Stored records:
:::

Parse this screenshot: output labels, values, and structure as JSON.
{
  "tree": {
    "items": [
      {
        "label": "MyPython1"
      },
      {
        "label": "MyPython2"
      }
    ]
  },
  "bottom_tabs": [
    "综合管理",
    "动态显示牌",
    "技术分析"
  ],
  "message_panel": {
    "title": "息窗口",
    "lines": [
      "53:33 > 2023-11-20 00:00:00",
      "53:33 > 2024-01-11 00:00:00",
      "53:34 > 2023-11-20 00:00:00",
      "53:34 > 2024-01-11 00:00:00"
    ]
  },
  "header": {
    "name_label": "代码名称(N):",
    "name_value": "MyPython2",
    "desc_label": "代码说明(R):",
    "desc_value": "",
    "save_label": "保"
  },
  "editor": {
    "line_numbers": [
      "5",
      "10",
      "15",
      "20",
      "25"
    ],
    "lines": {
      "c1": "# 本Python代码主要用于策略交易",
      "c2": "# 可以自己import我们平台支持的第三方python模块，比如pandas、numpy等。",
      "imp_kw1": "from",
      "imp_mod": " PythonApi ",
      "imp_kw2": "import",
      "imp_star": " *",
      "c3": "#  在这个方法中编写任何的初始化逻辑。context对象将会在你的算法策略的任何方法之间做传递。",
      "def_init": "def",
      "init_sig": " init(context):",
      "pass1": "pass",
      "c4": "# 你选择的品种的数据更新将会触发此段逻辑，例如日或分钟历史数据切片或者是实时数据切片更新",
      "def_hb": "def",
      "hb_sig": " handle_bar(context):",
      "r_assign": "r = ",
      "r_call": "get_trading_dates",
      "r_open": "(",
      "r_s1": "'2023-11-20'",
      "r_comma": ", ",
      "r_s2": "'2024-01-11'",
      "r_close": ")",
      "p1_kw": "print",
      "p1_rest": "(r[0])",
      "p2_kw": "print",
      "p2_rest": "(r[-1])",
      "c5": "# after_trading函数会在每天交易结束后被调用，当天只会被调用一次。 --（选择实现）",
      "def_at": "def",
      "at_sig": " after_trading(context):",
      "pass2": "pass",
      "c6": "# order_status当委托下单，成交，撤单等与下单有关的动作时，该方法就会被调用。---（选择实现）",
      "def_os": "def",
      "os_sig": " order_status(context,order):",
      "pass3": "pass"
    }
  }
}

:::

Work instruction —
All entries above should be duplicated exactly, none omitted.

Solution to the exercise —
Parse this screenshot: output labels, values, and structure as JSON.
{
  "tree": {
    "items": [
      {
        "label": "MyPython1"
      },
      {
        "label": "MyPython2"
      }
    ]
  },
  "bottom_tabs": [
    "综合管理",
    "动态显示牌",
    "技术分析"
  ],
  "message_panel": {
    "title": "息窗口",
    "lines": [
      "53:33 > 2023-11-20 00:00:00",
      "53:33 > 2024-01-11 00:00:00",
      "53:34 > 2023-11-20 00:00:00",
      "53:34 > 2024-01-11 00:00:00"
    ]
  },
  "header": {
    "name_label": "代码名称(N):",
    "name_value": "MyPython2",
    "desc_label": "代码说明(R):",
    "desc_value": "",
    "save_label": "保"
  },
  "editor": {
    "line_numbers": [
      "5",
      "10",
      "15",
      "20",
      "25"
    ],
    "lines": {
      "c1": "# 本Python代码主要用于策略交易",
      "c2": "# 可以自己import我们平台支持的第三方python模块，比如pandas、numpy等。",
      "imp_kw1": "from",
      "imp_mod": " PythonApi ",
      "imp_kw2": "import",
      "imp_star": " *",
      "c3": "#  在这个方法中编写任何的初始化逻辑。context对象将会在你的算法策略的任何方法之间做传递。",
      "def_init": "def",
      "init_sig": " init(context):",
      "pass1": "pass",
      "c4": "# 你选择的品种的数据更新将会触发此段逻辑，例如日或分钟历史数据切片或者是实时数据切片更新",
      "def_hb": "def",
      "hb_sig": " handle_bar(context):",
      "r_assign": "r = ",
      "r_call": "get_trading_dates",
      "r_open": "(",
      "r_s1": "'2023-11-20'",
      "r_comma": ", ",
      "r_s2": "'2024-01-11'",
      "r_close": ")",
      "p1_kw": "print",
      "p1_rest": "(r[0])",
      "p2_kw": "print",
      "p2_rest": "(r[-1])",
      "c5": "# after_trading函数会在每天交易结束后被调用，当天只会被调用一次。 --（选择实现）",
      "def_at": "def",
      "at_sig": " after_trading(context):",
      "pass2": "pass",
      "c6": "# order_status当委托下单，成交，撤单等与下单有关的动作时，该方法就会被调用。---（选择实现）",
      "def_os": "def",
      "os_sig": " order_status(context,order):",
      "pass3": "pass"
    }
  }
}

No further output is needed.